Last Updated Sep 24, 2008 11:31 AM EDT

2547595587_880720367e_m.jpgBusiness meetings can be functional or frustrating, catalysts or catastrophes, inspirational or insipid. But it's not always random fate that decides which kind you'll be getting. You can help influence the tone and course of any meeting you attend by honing your meeting etiquette.

Etiquette, you say? For a meeting? But of course. In any gathering of people, a focus on good manners ensures that everyone is comfortable and that interactions go smoothly. That can enhance effectiveness and productivity during any collaborative process.

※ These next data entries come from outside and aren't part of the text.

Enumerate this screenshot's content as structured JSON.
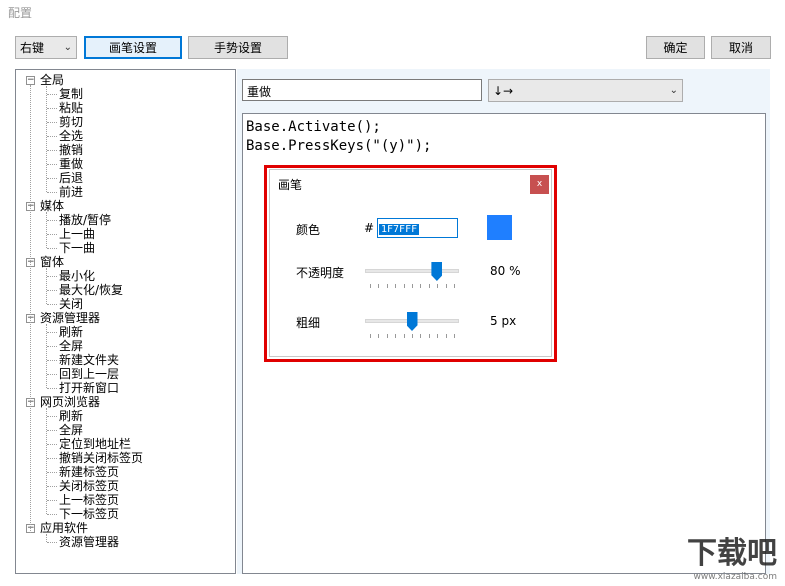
{
  "window": {
    "title": "配置"
  },
  "toolbar": {
    "trigger_select": "右键",
    "tab_pen": "画笔设置",
    "tab_gesture": "手势设置",
    "ok": "确定",
    "cancel": "取消"
  },
  "tree": {
    "groups": [
      {
        "label": "全局",
        "items": [
          "复制",
          "粘贴",
          "剪切",
          "全选",
          "撤销",
          "重做",
          "后退",
          "前进"
        ]
      },
      {
        "label": "媒体",
        "items": [
          "播放/暂停",
          "上一曲",
          "下一曲"
        ]
      },
      {
        "label": "窗体",
        "items": [
          "最小化",
          "最大化/恢复",
          "关闭"
        ]
      },
      {
        "label": "资源管理器",
        "items": [
          "刷新",
          "全屏",
          "新建文件夹",
          "回到上一层",
          "打开新窗口"
        ]
      },
      {
        "label": "网页浏览器",
        "items": [
          "刷新",
          "全屏",
          "定位到地址栏",
          "撤销关闭标签页",
          "新建标签页",
          "关闭标签页",
          "上一标签页",
          "下一标签页"
        ]
      },
      {
        "label": "应用软件",
        "items": [
          "资源管理器"
        ]
      }
    ],
    "toggle_symbol": "−"
  },
  "editor": {
    "name_value": "重做",
    "gesture_select": "↓→",
    "code_lines": [
      "Base.Activate();",
      "Base.PressKeys(\"(y)\");"
    ]
  },
  "pen_dialog": {
    "title": "画笔",
    "close_glyph": "x",
    "color_label": "颜色",
    "hash": "#",
    "color_value": "1F7FFF",
    "swatch_color": "#1F7FFF",
    "opacity_label": "不透明度",
    "opacity_text": "80 %",
    "opacity_fraction": 0.8,
    "width_label": "粗细",
    "width_text": "5 px",
    "width_fraction": 0.5
  },
  "watermark": {
    "text": "下载吧",
    "sub": "www.xiazaiba.com"
  }
}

Whether you're an attendee or an organizer, brushing up on your manners is just smart business. Here are five points to ponder.

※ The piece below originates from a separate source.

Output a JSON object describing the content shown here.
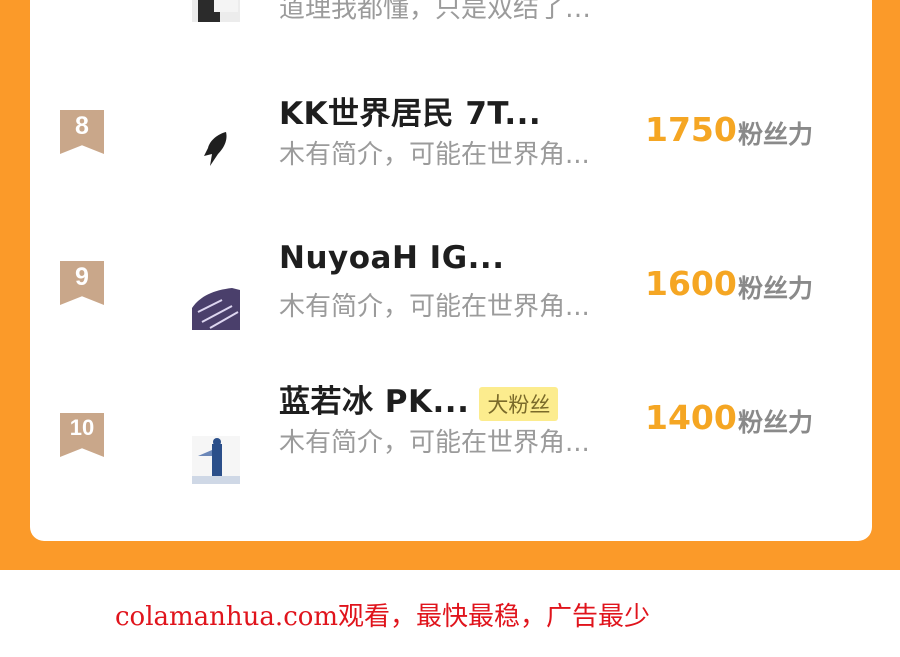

1. Respect people's time.

  • If you're the organizer, try not to schedule meetings early in the morning or right before quitting time.
  • Keep meetings as short as possible and stick to start and end times. A timer can help keep things on track.
  • Show up on time, whether you're an attendee or the organizer. Better yet, get there 5 minutes early.
2. Provide information and support.
  • Let attendees know exactly what will be discussed by circulating an agenda ahead of time. Include on the agenda not just topics to be covered, but goals and objectives.
  • If you have supporting documents or PowerPoints, send them out early as well; you want to run a meeting, not a group reading session.
  • If you're attending a meeting, be prepared. Read or research necessary materials before showing up.
3. Observe common courtesy.
  • If you're running the meeting, act as a moderator and field comments and questions in turn. Or ask people to jot down their thoughts and save the Q & A for the end of the meeting.
  • If you're an attendee, don't railroad others as they're speaking; wait your turn. Never interrupt. If necessary, resort to the kindergarten tactic of raising your hand for recognition.
  • Heated discussion is okay, but yelling and insults are not. Ever.
4. Pay attention.
  • Turn off your phone. Don't text, check e-mail, or play solitaire.
  • Don't fidget, tap your pen, or do anything that could distract others.
  • Participate. Ask questions and give feedback when appropriate.
5. Say thanks.
  • As the organizer, tell everyone you appreciated their time and input. And as an attendee, thank the organizer for putting everything together.
(image by llawliet via Flickr, CC 2.0)
  • CC Holland

    CC Holland is a writer and editor whose work has appeared in the Los Angeles Times, the San Francisco Chronicle, and a number of national magazines. Online, she was a columnist for AnchorDesk.com and writes regularly for Law.com and BNET. On the other side of the journalism desk, she's been a managing editor for ZDNet, CNet, and KCBS-TV in Los Angeles, where she earned an APTRA Best News Web Site award.